‘Solar is key in reducing Turkish gas imports'
Turkey’s installed solar power capacity stands at some 6,000 megawatts, but this capacity is expected to surpass 10,000 megawatts this year.
One thousand megawatts (MW) of installed capacity in solar energy will prevent $110 million worth of imported natural gas, Demirdağ told in an interview with Anadolu Agency.
Turkey is a major solar energy player due to the country’s abundance of solar energy.
“In solar energy installed capacity, Turkey’s share in the world has reached 1 percent. Turkey is very lucky in terms of geography when it comes to solar energy,” he said.
Turkey, which is highly dependent on natural gas for its domestic energy consumption, imported a total 50.36 billion cubic meters of gas in 2018.
These import costs are seen as substantial on the country’s energy budget, and therefore, the country is focusing heavily on renewable energy investments, he said.
He explained that investments in renewables and solar in particular have lower financial costs, the results of which will see greater installed capacity in Turkey.
Turkey’s current installed solar capacity is around 6,000 MW, but Demirdağ believes this will surpass 10,000 MW this year.
Global installed capacity in solar energy has recently surpassed 500,000 MW, more than 80 percent of which came in the last five years, Demirdağ noted.
In China, considered the world’s biggest solar panel manufacturers with a 90 percent share, the coronavirus outbreak has had an impact on solar production and its supply chain.
However, Demirdağ expressed hope and said that these concerns are already being quelled by Europe’s decision to have at least a capacity of 10,000 MW in solar panel production.
On a related note, Turkey’s clean energy generation received around 2.83 billion Turkish Liras (around $466 million) in incentive payments in January through the Renewable Energy Support Scheme (YEKDEM), according to Turkey’s Energy Exchange Istanbul (EXIST) data.
Turkey offers feed-in tariffs for renewable energy plants such as wind, hydropower, geothermal, biomass and solar through the YEKDEM scheme. The scheme, which started in 2011, supports wind and hydropower plants at a cost of $0.073 per kilowatt-hour (kWh), geothermal facilities at $0.105 kWh, and solar and biomass plants at $0.133 kWh.
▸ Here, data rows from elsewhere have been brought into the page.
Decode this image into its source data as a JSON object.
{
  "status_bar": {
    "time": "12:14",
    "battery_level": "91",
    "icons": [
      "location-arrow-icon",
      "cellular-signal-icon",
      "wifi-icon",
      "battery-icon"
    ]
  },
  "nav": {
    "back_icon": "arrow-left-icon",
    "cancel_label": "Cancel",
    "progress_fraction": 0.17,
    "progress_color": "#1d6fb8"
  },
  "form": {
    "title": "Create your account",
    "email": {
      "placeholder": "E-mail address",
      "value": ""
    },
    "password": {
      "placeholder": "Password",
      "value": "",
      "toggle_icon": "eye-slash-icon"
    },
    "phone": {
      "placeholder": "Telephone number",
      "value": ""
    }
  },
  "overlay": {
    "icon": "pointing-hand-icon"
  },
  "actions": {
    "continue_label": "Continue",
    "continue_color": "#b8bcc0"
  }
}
In January, a total of 817 facilities, with an installed capacity of 21,049 megawatts, received financial backing under YEKDEM